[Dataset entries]
========================================================================

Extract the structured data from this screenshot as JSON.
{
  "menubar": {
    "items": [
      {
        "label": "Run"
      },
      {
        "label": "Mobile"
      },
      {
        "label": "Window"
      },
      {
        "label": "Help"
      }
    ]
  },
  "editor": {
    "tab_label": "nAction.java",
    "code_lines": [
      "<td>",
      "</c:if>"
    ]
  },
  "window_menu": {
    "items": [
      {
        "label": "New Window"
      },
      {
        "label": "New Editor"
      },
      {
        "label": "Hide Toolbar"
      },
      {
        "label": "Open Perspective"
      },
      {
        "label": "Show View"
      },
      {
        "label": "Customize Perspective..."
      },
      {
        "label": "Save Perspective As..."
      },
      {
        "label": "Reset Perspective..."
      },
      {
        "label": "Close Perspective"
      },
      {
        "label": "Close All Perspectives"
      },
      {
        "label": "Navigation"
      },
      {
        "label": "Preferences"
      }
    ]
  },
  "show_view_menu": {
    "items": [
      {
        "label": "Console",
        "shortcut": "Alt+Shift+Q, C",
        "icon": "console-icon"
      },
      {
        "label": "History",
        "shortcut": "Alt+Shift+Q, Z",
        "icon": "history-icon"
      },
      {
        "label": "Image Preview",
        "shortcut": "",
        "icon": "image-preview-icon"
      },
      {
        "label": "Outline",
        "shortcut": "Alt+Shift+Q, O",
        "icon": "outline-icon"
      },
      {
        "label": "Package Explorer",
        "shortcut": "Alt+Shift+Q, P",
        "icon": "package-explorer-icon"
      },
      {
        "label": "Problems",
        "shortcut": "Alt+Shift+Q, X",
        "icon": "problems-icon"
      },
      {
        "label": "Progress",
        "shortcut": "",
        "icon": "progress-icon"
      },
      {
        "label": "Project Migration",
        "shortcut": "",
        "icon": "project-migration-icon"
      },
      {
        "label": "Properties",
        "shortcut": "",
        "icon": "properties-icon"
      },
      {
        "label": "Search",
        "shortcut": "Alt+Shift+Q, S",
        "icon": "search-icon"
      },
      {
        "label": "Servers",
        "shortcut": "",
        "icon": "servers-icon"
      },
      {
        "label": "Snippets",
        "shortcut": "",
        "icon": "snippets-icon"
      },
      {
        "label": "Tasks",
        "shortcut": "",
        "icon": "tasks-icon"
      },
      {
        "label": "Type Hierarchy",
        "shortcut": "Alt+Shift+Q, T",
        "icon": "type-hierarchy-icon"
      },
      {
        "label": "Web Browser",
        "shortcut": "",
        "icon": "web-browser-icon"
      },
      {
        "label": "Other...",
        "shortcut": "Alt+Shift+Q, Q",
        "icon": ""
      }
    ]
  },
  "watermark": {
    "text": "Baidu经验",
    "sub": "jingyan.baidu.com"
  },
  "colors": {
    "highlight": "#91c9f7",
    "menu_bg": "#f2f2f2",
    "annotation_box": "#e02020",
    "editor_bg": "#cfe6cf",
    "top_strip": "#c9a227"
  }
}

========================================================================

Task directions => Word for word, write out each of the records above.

Answer to this task =>
Extract the structured data from this screenshot as JSON.
{
  "menubar": {
    "items": [
      {
        "label": "Run"
      },
      {
        "label": "Mobile"
      },
      {
        "label": "Window"
      },
      {
        "label": "Help"
      }
    ]
  },
  "editor": {
    "tab_label": "nAction.java",
    "code_lines": [
      "<td>",
      "</c:if>"
    ]
  },
  "window_menu": {
    "items": [
      {
        "label": "New Window"
      },
      {
        "label": "New Editor"
      },
      {
        "label": "Hide Toolbar"
      },
      {
        "label": "Open Perspective"
      },
      {
        "label": "Show View"
      },
      {
        "label": "Customize Perspective..."
      },
      {
        "label": "Save Perspective As..."
      },
      {
        "label": "Reset Perspective..."
      },
      {
        "label": "Close Perspective"
      },
      {
        "label": "Close All Perspectives"
      },
      {
        "label": "Navigation"
      },
      {
        "label": "Preferences"
      }
    ]
  },
  "show_view_menu": {
    "items": [
      {
        "label": "Console",
        "shortcut": "Alt+Shift+Q, C",
        "icon": "console-icon"
      },
      {
        "label": "History",
        "shortcut": "Alt+Shift+Q, Z",
        "icon": "history-icon"
      },
      {
        "label": "Image Preview",
        "shortcut": "",
        "icon": "image-preview-icon"
      },
      {
        "label": "Outline",
        "shortcut": "Alt+Shift+Q, O",
        "icon": "outline-icon"
      },
      {
        "label": "Package Explorer",
        "shortcut": "Alt+Shift+Q, P",
        "icon": "package-explorer-icon"
      },
      {
        "label": "Problems",
        "shortcut": "Alt+Shift+Q, X",
        "icon": "problems-icon"
      },
      {
        "label": "Progress",
        "shortcut": "",
        "icon": "progress-icon"
      },
      {
        "label": "Project Migration",
        "shortcut": "",
        "icon": "project-migration-icon"
      },
      {
        "label": "Properties",
        "shortcut": "",
        "icon": "properties-icon"
      },
      {
        "label": "Search",
        "shortcut": "Alt+Shift+Q, S",
        "icon": "search-icon"
      },
      {
        "label": "Servers",
        "shortcut": "",
        "icon": "servers-icon"
      },
      {
        "label": "Snippets",
        "shortcut": "",
        "icon": "snippets-icon"
      },
      {
        "label": "Tasks",
        "shortcut": "",
        "icon": "tasks-icon"
      },
      {
        "label": "Type Hierarchy",
        "shortcut": "Alt+Shift+Q, T",
        "icon": "type-hierarchy-icon"
      },
      {
        "label": "Web Browser",
        "shortcut": "",
        "icon": "web-browser-icon"
      },
      {
        "label": "Other...",
        "shortcut": "Alt+Shift+Q, Q",
        "icon": ""
      }
    ]
  },
  "watermark": {
    "text": "Baidu经验",
    "sub": "jingyan.baidu.com"
  },
  "colors": {
    "highlight": "#91c9f7",
    "menu_bg": "#f2f2f2",
    "annotation_box": "#e02020",
    "editor_bg": "#cfe6cf",
    "top_strip": "#c9a227"
  }
}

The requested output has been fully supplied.